Opinion 08-21

January 31, 2008


Digest:         Members of a county magistrates association may attend an educational program, sponsored by the county probation department, about implementing post-conviction polygraph testing for convicted sex offenders, but only if the program is not intended solely to promote law enforcement goals and if open to the defense bar as well as law enforcement officials.


Rules:          22 NYCRR 100.2(A), (C); 100.3(B)(8); Opinions 06-73; 98-87 (Vol. XVII); 94-31 (Vol. XII); 87-28(a) (Vol. I).
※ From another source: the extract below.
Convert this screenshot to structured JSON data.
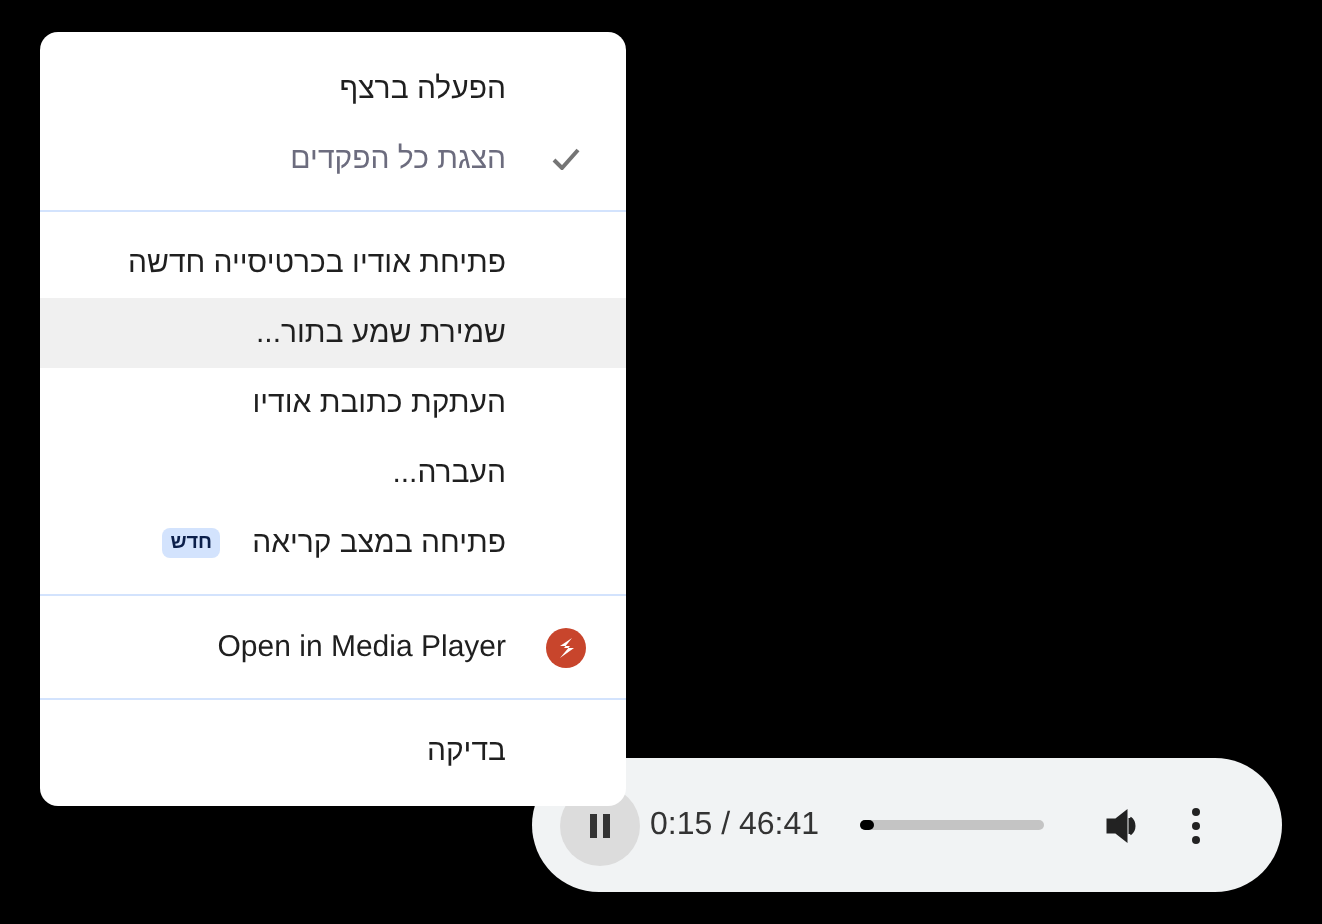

         Members of a county magistrates’ association are invited to an educational program sponsored by the county probation department about implementing post-conviction polygraph testing for convicted sex offenders. A justice, on behalf of the association’s members, asks whether they may attend the program.

         Pursuant to the Rules Governing Judicial Conduct, a judge must always act in a manner that promotes public confidence in the integrity and impartiality of the judiciary (see 22 NYCRR 100.2[A]), and must not convey nor permit others to convey the impression they are in a special position to influence the judge (see 22 NYCRR 100.2[C]).

         The Committee previously concluded that it is improper for judges to attend training programs designed to “maximize enforcement” or enhance conviction rates (see Opinion 94-31[Vol. XII]), or that are sponsored by law enforcement agencies solely to benefit law enforcement officials (see Opinion 87-28a [Vol. I]). Attending such programs would adversely affect the judiciary’s appearance of impartiality and propriety.(see id.).

         The justice here gives no indication about the probation department’s target audience. The program topic, however, does appear to be one of interest to the larger criminal justice community. If the public defender and his/her staff and other defense bar members were also invited to attend, the program would less likely appear to be intended solely to promote law enforcement goals. In that case it would be permissible for the justices to attend (see Opinion 06-73). Nevertheless, justices who attend must refrain from commenting on pending or impending cases (see 22 NYCRR 100.3[B][8]) and must not indicate any predisposition to decide any type of cases in a particular way (see Opinions 06-73; 98-87 [Vol. XVII]).